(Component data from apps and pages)
-- Opening Marker --
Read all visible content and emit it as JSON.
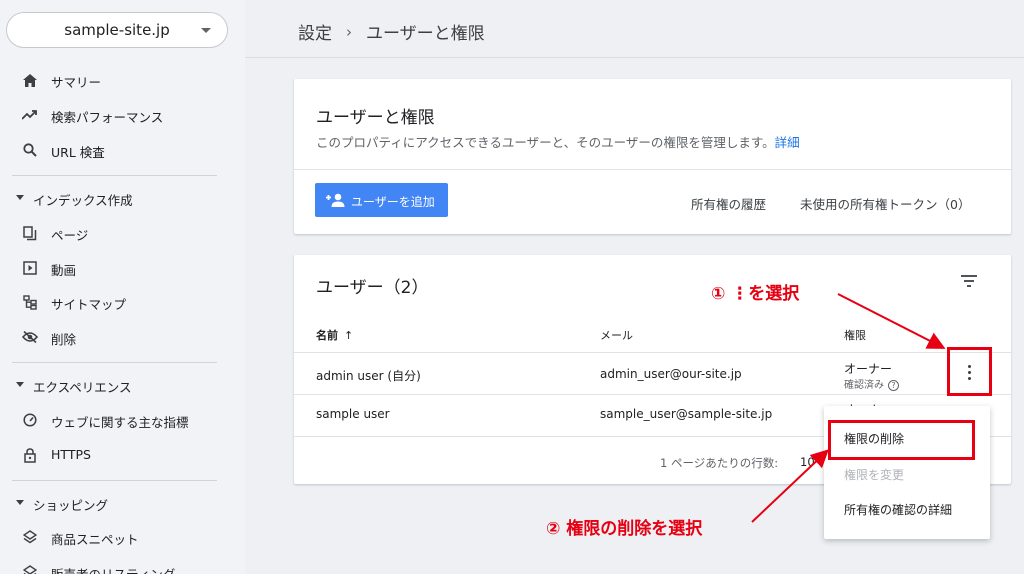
{
  "sidebar": {
    "site": "sample-site.jp",
    "items_top": [
      {
        "label": "サマリー",
        "icon": "home-icon"
      },
      {
        "label": "検索パフォーマンス",
        "icon": "trending-up-icon"
      },
      {
        "label": "URL 検査",
        "icon": "search-icon"
      }
    ],
    "sections": [
      {
        "title": "インデックス作成",
        "items": [
          {
            "label": "ページ",
            "icon": "pages-icon"
          },
          {
            "label": "動画",
            "icon": "video-icon"
          },
          {
            "label": "サイトマップ",
            "icon": "sitemap-icon"
          },
          {
            "label": "削除",
            "icon": "eye-off-icon"
          }
        ]
      },
      {
        "title": "エクスペリエンス",
        "items": [
          {
            "label": "ウェブに関する主な指標",
            "icon": "speed-icon"
          },
          {
            "label": "HTTPS",
            "icon": "lock-icon"
          }
        ]
      },
      {
        "title": "ショッピング",
        "items": [
          {
            "label": "商品スニペット",
            "icon": "layers-icon"
          },
          {
            "label": "販売者のリスティング",
            "icon": "layers-icon"
          }
        ]
      }
    ]
  },
  "breadcrumb": {
    "parent": "設定",
    "current": "ユーザーと権限"
  },
  "card_intro": {
    "title": "ユーザーと権限",
    "description": "このプロパティにアクセスできるユーザーと、そのユーザーの権限を管理します。",
    "details_link": "詳細",
    "add_user_button": "ユーザーを追加",
    "ownership_history": "所有権の履歴",
    "unused_tokens": "未使用の所有権トークン（0）"
  },
  "users_table": {
    "title": "ユーザー（2）",
    "columns": {
      "name": "名前",
      "email": "メール",
      "permission": "権限"
    },
    "sort_arrow": "↑",
    "rows": [
      {
        "name": "admin user (自分)",
        "email": "admin_user@our-site.jp",
        "permission": "オーナー",
        "status": "確認済み"
      },
      {
        "name": "sample user",
        "email": "sample_user@sample-site.jp",
        "permission": "オーナー",
        "status": ""
      }
    ],
    "rows_per_page_label": "1 ページあたりの行数:",
    "rows_per_page_value": "10"
  },
  "menu": {
    "items": [
      {
        "label": "権限の削除",
        "enabled": true
      },
      {
        "label": "権限を変更",
        "enabled": false
      },
      {
        "label": "所有権の確認の詳細",
        "enabled": true
      }
    ]
  },
  "annotations": {
    "step1": "① ⋮を選択",
    "step2": "② 権限の削除を選択",
    "color": "#e60012"
  }
}
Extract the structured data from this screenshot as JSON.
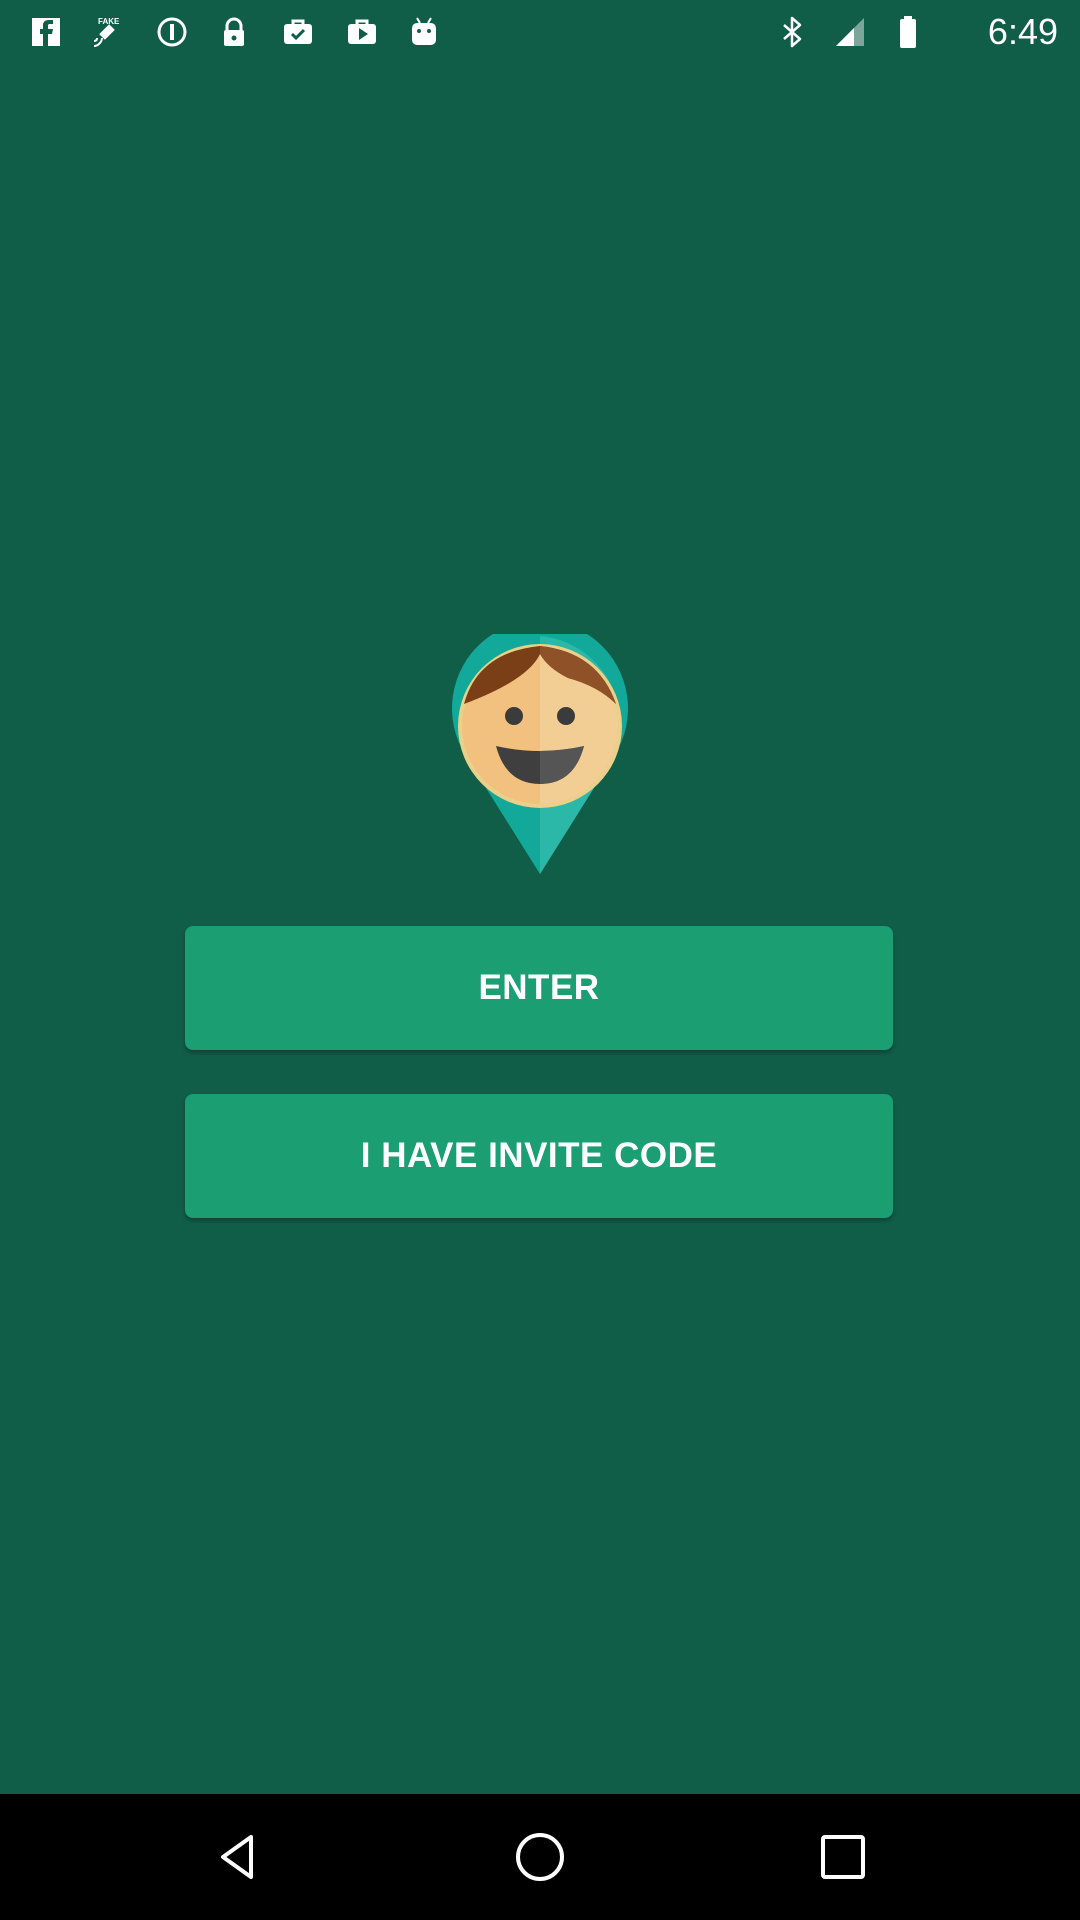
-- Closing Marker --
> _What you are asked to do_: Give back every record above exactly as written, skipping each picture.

> _Reply to the exercise_:
Read all visible content and emit it as JSON.
{
  "sidebar": {
    "site": "sample-site.jp",
    "items_top": [
      {
        "label": "サマリー",
        "icon": "home-icon"
      },
      {
        "label": "検索パフォーマンス",
        "icon": "trending-up-icon"
      },
      {
        "label": "URL 検査",
        "icon": "search-icon"
      }
    ],
    "sections": [
      {
        "title": "インデックス作成",
        "items": [
          {
            "label": "ページ",
            "icon": "pages-icon"
          },
          {
            "label": "動画",
            "icon": "video-icon"
          },
          {
            "label": "サイトマップ",
            "icon": "sitemap-icon"
          },
          {
            "label": "削除",
            "icon": "eye-off-icon"
          }
        ]
      },
      {
        "title": "エクスペリエンス",
        "items": [
          {
            "label": "ウェブに関する主な指標",
            "icon": "speed-icon"
          },
          {
            "label": "HTTPS",
            "icon": "lock-icon"
          }
        ]
      },
      {
        "title": "ショッピング",
        "items": [
          {
            "label": "商品スニペット",
            "icon": "layers-icon"
          },
          {
            "label": "販売者のリスティング",
            "icon": "layers-icon"
          }
        ]
      }
    ]
  },
  "breadcrumb": {
    "parent": "設定",
    "current": "ユーザーと権限"
  },
  "card_intro": {
    "title": "ユーザーと権限",
    "description": "このプロパティにアクセスできるユーザーと、そのユーザーの権限を管理します。",
    "details_link": "詳細",
    "add_user_button": "ユーザーを追加",
    "ownership_history": "所有権の履歴",
    "unused_tokens": "未使用の所有権トークン（0）"
  },
  "users_table": {
    "title": "ユーザー（2）",
    "columns": {
      "name": "名前",
      "email": "メール",
      "permission": "権限"
    },
    "sort_arrow": "↑",
    "rows": [
      {
        "name": "admin user (自分)",
        "email": "admin_user@our-site.jp",
        "permission": "オーナー",
        "status": "確認済み"
      },
      {
        "name": "sample user",
        "email": "sample_user@sample-site.jp",
        "permission": "オーナー",
        "status": ""
      }
    ],
    "rows_per_page_label": "1 ページあたりの行数:",
    "rows_per_page_value": "10"
  },
  "menu": {
    "items": [
      {
        "label": "権限の削除",
        "enabled": true
      },
      {
        "label": "権限を変更",
        "enabled": false
      },
      {
        "label": "所有権の確認の詳細",
        "enabled": true
      }
    ]
  },
  "annotations": {
    "step1": "① ⋮を選択",
    "step2": "② 権限の削除を選択",
    "color": "#e60012"
  }
}
Extract the structured data from this screenshot as JSON.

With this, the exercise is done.